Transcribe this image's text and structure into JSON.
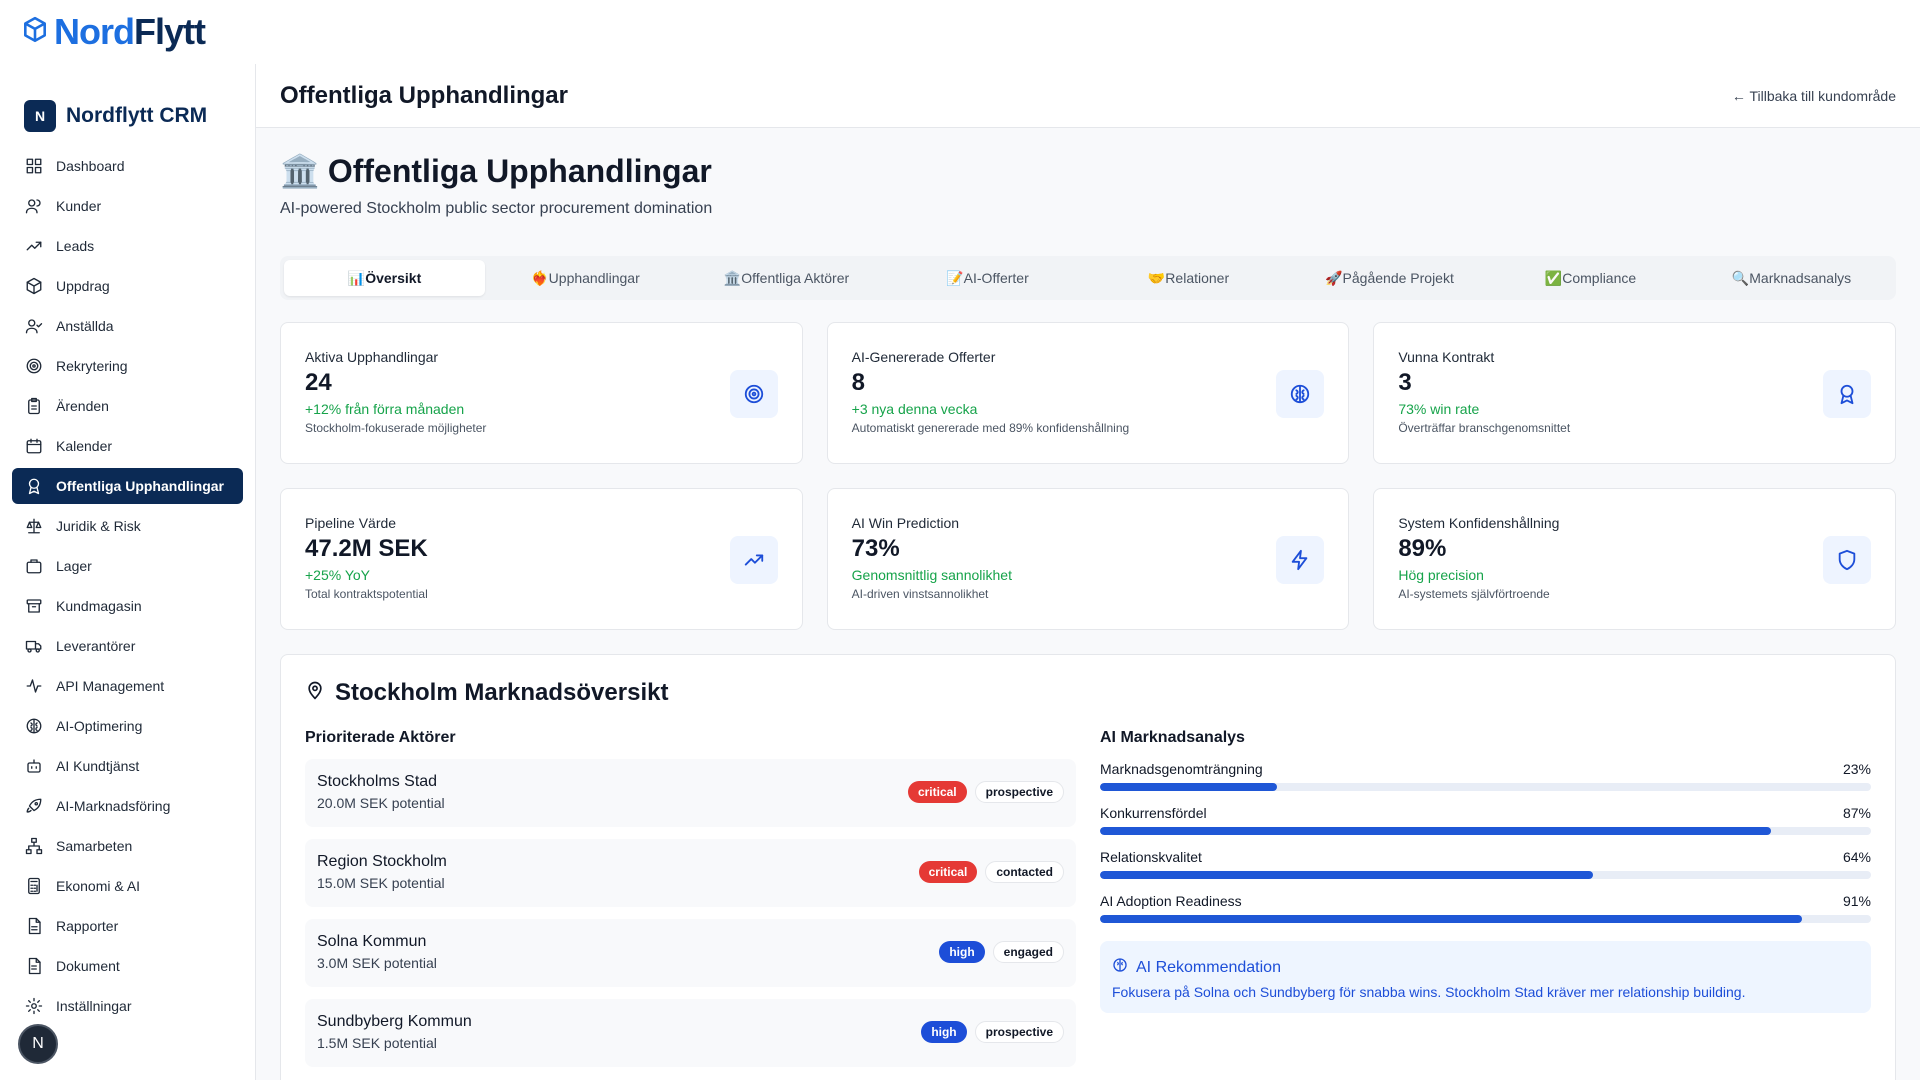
{
  "brand": {
    "part1": "Nord",
    "part2": "Flytt"
  },
  "sidebar": {
    "badge": "N",
    "title": "Nordflytt CRM",
    "items": [
      {
        "label": "Dashboard",
        "icon": "grid-icon"
      },
      {
        "label": "Kunder",
        "icon": "users-icon"
      },
      {
        "label": "Leads",
        "icon": "trending-up-icon"
      },
      {
        "label": "Uppdrag",
        "icon": "package-icon"
      },
      {
        "label": "Anställda",
        "icon": "user-check-icon"
      },
      {
        "label": "Rekrytering",
        "icon": "target-icon"
      },
      {
        "label": "Ärenden",
        "icon": "clipboard-icon"
      },
      {
        "label": "Kalender",
        "icon": "calendar-icon"
      },
      {
        "label": "Offentliga Upphandlingar",
        "icon": "award-icon",
        "active": true
      },
      {
        "label": "Juridik & Risk",
        "icon": "scale-icon"
      },
      {
        "label": "Lager",
        "icon": "box-icon"
      },
      {
        "label": "Kundmagasin",
        "icon": "archive-icon"
      },
      {
        "label": "Leverantörer",
        "icon": "truck-icon"
      },
      {
        "label": "API Management",
        "icon": "activity-icon"
      },
      {
        "label": "AI-Optimering",
        "icon": "brain-icon"
      },
      {
        "label": "AI Kundtjänst",
        "icon": "bot-icon"
      },
      {
        "label": "AI-Marknadsföring",
        "icon": "rocket-icon"
      },
      {
        "label": "Samarbeten",
        "icon": "network-icon"
      },
      {
        "label": "Ekonomi & AI",
        "icon": "calculator-icon"
      },
      {
        "label": "Rapporter",
        "icon": "report-icon"
      },
      {
        "label": "Dokument",
        "icon": "document-icon"
      },
      {
        "label": "Inställningar",
        "icon": "gear-icon"
      }
    ],
    "avatar": "N"
  },
  "header": {
    "title": "Offentliga Upphandlingar",
    "back": "← Tillbaka till kundområde"
  },
  "page": {
    "title": "Offentliga Upphandlingar",
    "title_icon": "🏛️",
    "subtitle": "AI-powered Stockholm public sector procurement domination"
  },
  "tabs": [
    {
      "label": "📊Översikt",
      "active": true
    },
    {
      "label": "❤️‍🔥Upphandlingar"
    },
    {
      "label": "🏛️Offentliga Aktörer"
    },
    {
      "label": "📝AI-Offerter"
    },
    {
      "label": "🤝Relationer"
    },
    {
      "label": "🚀Pågående Projekt"
    },
    {
      "label": "✅Compliance"
    },
    {
      "label": "🔍Marknadsanalys"
    }
  ],
  "stats": [
    {
      "label": "Aktiva Upphandlingar",
      "value": "24",
      "change": "+12% från förra månaden",
      "desc": "Stockholm-fokuserade möjligheter",
      "icon": "target-icon"
    },
    {
      "label": "AI-Genererade Offerter",
      "value": "8",
      "change": "+3 nya denna vecka",
      "desc": "Automatiskt genererade med 89% konfidenshållning",
      "icon": "brain-icon"
    },
    {
      "label": "Vunna Kontrakt",
      "value": "3",
      "change": "73% win rate",
      "desc": "Överträffar branschgenomsnittet",
      "icon": "award-icon"
    },
    {
      "label": "Pipeline Värde",
      "value": "47.2M SEK",
      "change": "+25% YoY",
      "desc": "Total kontraktspotential",
      "icon": "trending-up-icon"
    },
    {
      "label": "AI Win Prediction",
      "value": "73%",
      "change": "Genomsnittlig sannolikhet",
      "desc": "AI-driven vinstsannolikhet",
      "icon": "zap-icon"
    },
    {
      "label": "System Konfidenshållning",
      "value": "89%",
      "change": "Hög precision",
      "desc": "AI-systemets självförtroende",
      "icon": "shield-icon"
    }
  ],
  "market": {
    "title": "Stockholm Marknadsöversikt",
    "actors_heading": "Prioriterade Aktörer",
    "actors": [
      {
        "name": "Stockholms Stad",
        "potential": "20.0M SEK potential",
        "priority": "critical",
        "status": "prospective"
      },
      {
        "name": "Region Stockholm",
        "potential": "15.0M SEK potential",
        "priority": "critical",
        "status": "contacted"
      },
      {
        "name": "Solna Kommun",
        "potential": "3.0M SEK potential",
        "priority": "high",
        "status": "engaged"
      },
      {
        "name": "Sundbyberg Kommun",
        "potential": "1.5M SEK potential",
        "priority": "high",
        "status": "prospective"
      }
    ],
    "analysis_heading": "AI Marknadsanalys",
    "metrics": [
      {
        "label": "Marknadsgenomträngning",
        "value": "23%",
        "fraction": 0.23
      },
      {
        "label": "Konkurrensfördel",
        "value": "87%",
        "fraction": 0.87
      },
      {
        "label": "Relationskvalitet",
        "value": "64%",
        "fraction": 0.64
      },
      {
        "label": "AI Adoption Readiness",
        "value": "91%",
        "fraction": 0.91
      }
    ],
    "recommendation": {
      "title": "AI Rekommendation",
      "text": "Fokusera på Solna och Sundbyberg för snabba wins. Stockholm Stad kräver mer relationship building."
    }
  },
  "colors": {
    "brand_dark": "#0b2a55",
    "brand_blue": "#1d6fe0",
    "accent": "#1f57d6",
    "critical": "#e53935",
    "high": "#1d4ed8",
    "positive": "#16a34a"
  }
}
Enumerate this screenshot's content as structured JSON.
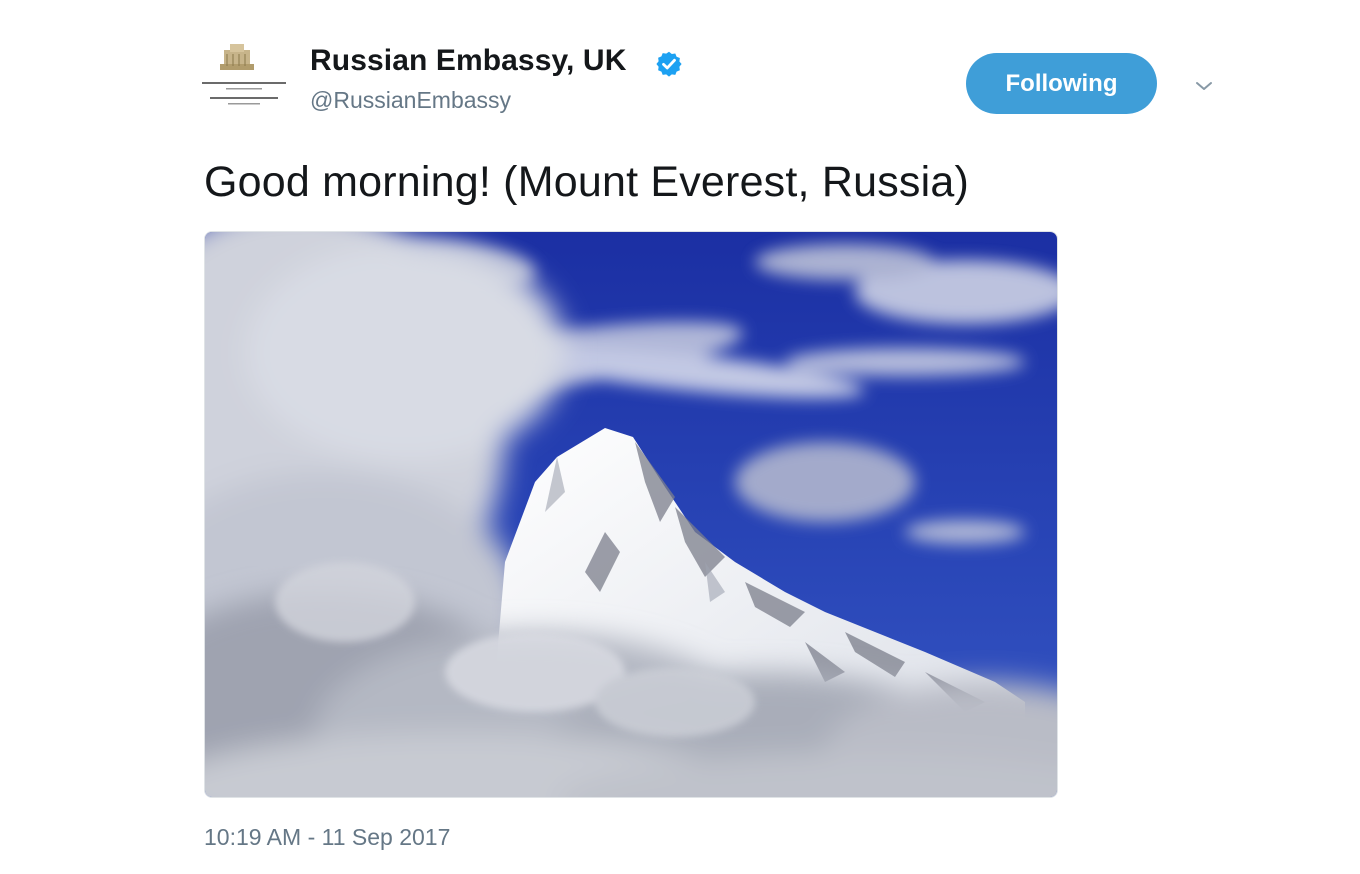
{
  "tweet": {
    "display_name": "Russian Embassy, UK",
    "handle": "@RussianEmbassy",
    "verified_icon": "verified-badge-icon",
    "follow_button_label": "Following",
    "caret_icon": "chevron-down-icon",
    "text": "Good morning! (Mount Everest, Russia)",
    "timestamp": "10:19 AM - 11 Sep 2017",
    "media_description_icon": "photo"
  },
  "colors": {
    "accent": "#1da1f2",
    "follow_button": "#3f9ed8",
    "secondary_text": "#657786",
    "sky": "#1c2f9e"
  }
}
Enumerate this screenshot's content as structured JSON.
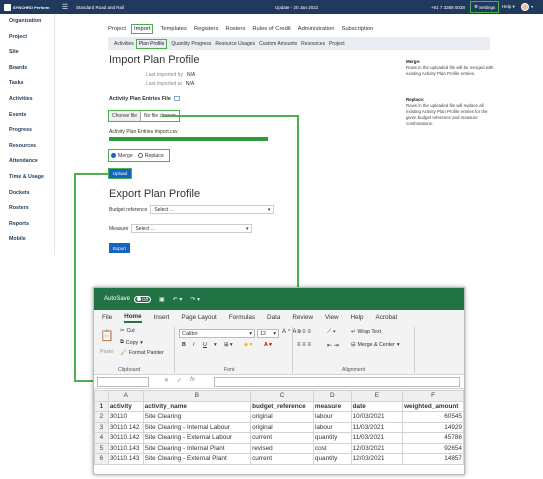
{
  "topbar": {
    "logo_text": "SYNCHRO Perform",
    "company": "Standard Road and Rail",
    "update": "Update - 20 Jan 2022",
    "phone": "+61 7 3368 0038",
    "settings_label": "Settings",
    "help_label": "Help"
  },
  "sidebar": {
    "items": [
      "Organization",
      "Project",
      "Site",
      "Boards",
      "Tasks",
      "Activities",
      "Events",
      "Progress",
      "Resources",
      "Attendance",
      "Time & Usage",
      "Dockets",
      "Rosters",
      "Reports",
      "Mobile"
    ]
  },
  "nav": {
    "tabs": [
      "Project",
      "Import",
      "Templates",
      "Registers",
      "Rosters",
      "Rules of Credit",
      "Administration",
      "Subscription"
    ],
    "active": "Import",
    "subtabs": [
      "Activities",
      "Plan Profile",
      "Quantity Progress",
      "Resource Usages",
      "Custom Amounts",
      "Resources",
      "Project"
    ],
    "active_sub": "Plan Profile"
  },
  "import": {
    "title": "Import Plan Profile",
    "last_imported_by_label": "Last imported by",
    "last_imported_by": "N/A",
    "last_imported_at_label": "Last imported at",
    "last_imported_at": "N/A",
    "file_label": "Activity Plan Entries File",
    "choose_file": "Choose file",
    "no_file": "No file chosen",
    "filename": "Activity Plan Entries Import.csv",
    "progress": 1.0,
    "merge_label": "Merge",
    "replace_label": "Replace",
    "selected": "Merge",
    "upload_label": "Upload"
  },
  "export": {
    "title": "Export Plan Profile",
    "budget_label": "Budget reference",
    "budget_value": "Select ...",
    "measure_label": "Measure",
    "measure_value": "Select ...",
    "export_label": "Export"
  },
  "notes": {
    "merge_title": "Merge:",
    "merge_text": "Rows in the uploaded file will be merged with existing Activity Plan Profile entries.",
    "replace_title": "Replace:",
    "replace_text": "Rows in the uploaded file will replace all existing Activity Plan Profile entries for the given budget reference and measure combinations."
  },
  "excel": {
    "autosave": "AutoSave",
    "toggle": "Off",
    "tabs": [
      "File",
      "Home",
      "Insert",
      "Page Layout",
      "Formulas",
      "Data",
      "Review",
      "View",
      "Help",
      "Acrobat"
    ],
    "active_tab": "Home",
    "clipboard": {
      "cut": "Cut",
      "copy": "Copy",
      "format_painter": "Format Painter",
      "paste": "Paste",
      "label": "Clipboard"
    },
    "font": {
      "name": "Calibri",
      "size": "12",
      "label": "Font",
      "bold": "B",
      "italic": "I",
      "underline": "U"
    },
    "alignment": {
      "wrap": "Wrap Text",
      "merge": "Merge & Center",
      "label": "Alignment"
    },
    "fx": "fx",
    "columns": [
      "A",
      "B",
      "C",
      "D",
      "E",
      "F"
    ],
    "rows": [
      [
        "activity",
        "activity_name",
        "budget_reference",
        "measure",
        "date",
        "weighted_amount"
      ],
      [
        "30110",
        "Site Clearing",
        "original",
        "labour",
        "10/03/2021",
        "60545"
      ],
      [
        "30110.142",
        "Site Clearing - Internal Labour",
        "original",
        "labour",
        "11/03/2021",
        "14929"
      ],
      [
        "30110.142",
        "Site Clearing - External Labour",
        "current",
        "quantity",
        "11/03/2021",
        "45786"
      ],
      [
        "30110.143",
        "Site Clearing - Internal Plant",
        "revised",
        "cost",
        "12/03/2021",
        "92654"
      ],
      [
        "30110.143",
        "Site Clearing - External Plant",
        "current",
        "quantity",
        "12/03/2021",
        "14857"
      ]
    ]
  },
  "colors": {
    "nav": "#1f3a5c",
    "highlight": "#4caf50",
    "button": "#1565c0",
    "excel": "#217346"
  }
}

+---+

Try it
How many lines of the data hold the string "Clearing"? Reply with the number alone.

Solution to the problem
5